The ELCA has had a long-standing relationship with the Lutheran Church in Slovakia (known as the Evangelical Church of the Augsburg Confession or ECAC). That relationship has taken on many different forms throughout its history, but for many years it has found a way to provide an internship experience each year for one lucky M.Div. student from an ELCA seminary. The internship is unique not only because it is in a beautiful city in a beautiful country with faithful people, but because its responsibilities are two-fold. Part of the internship is devoted to pastoral duties at the Bratislava International Church and the other half to teaching Christian religion to students at the Evanjelickच Lৢceum bilingual school. The Bratislava International Church is made up of ex-patriots from many different countries including, but not limited to: Norway, Denmark, Germany, Hungary, Israel, Iran, New Zealand, Ghana, Nigeria and, of course, the United States.

Even though the country is overwhelmingly Roman Catholic in its religious affiliation, the minority of Protestants—and Lutherans specifically—make their presence known. Our congregation uses a sanctuary referred to as the Malৢ Kostol (small church) that belongs to the ECAC. The church campus is located in the heart of Bratislava's Starच Mesto (old town) and proudly flies Reformation Rose flags outside of its offices and church buildings. This is considered a bold statement in light of the Protestant church history in Slovakia.

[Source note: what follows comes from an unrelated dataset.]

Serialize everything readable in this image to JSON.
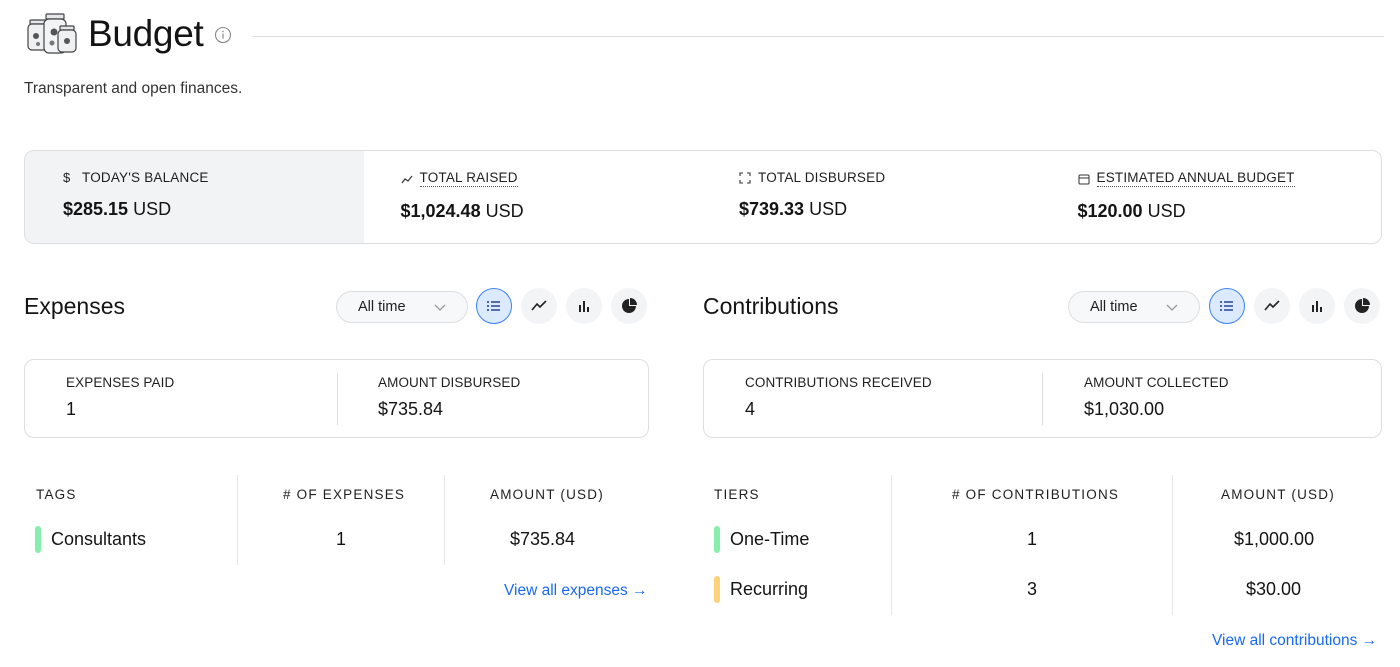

Of course, in the era of communism, identifying with Christianity or any religion led only to persecution. In the centuries before that, ruling monarchs—being Roman Catholic—tolerated Protestant churches only if they did not have ornate buildings with steeples or were located on major streets. Simply said, Protestant churches could not look like churches from the outside, and the effects of those mandates have lasted to this day.

Before I was asked to write this article, I often reflected on how Luther Seminary was connected to Slovakia through my own experience here. Other than missing the community at Luther Seminary every day, I began to realize how deeply connected these communities are despite being a world apart. It definitely takes time to become accustomed to living in another country with a new language, but there is a lot about being immersed in the religious life of its people that has reminded me of my time at Luther Seminary. They are highly devoted to religious education and fellowship, and they sacrifice nothing to make sure their students receive the best education. This strong devotion to a religious education has resonated with my experience at Luther Seminary, which I have appreciated experiencing in Slovakia as well.

So, when you finally take that trip to Europe you've had on your bucket list, consider coming to Slovakia. Even though you can fit three countries the size of Slovakia into the state of Minnesota, there is plenty of beauty and history to experience here. As my wife describes it, this country truly is a diamond in the rough and a treasure for anyone to find.

This article was originally featured in the Concord, Luther Seminary's student-run publication. Learn more about the Concord on its Facebook page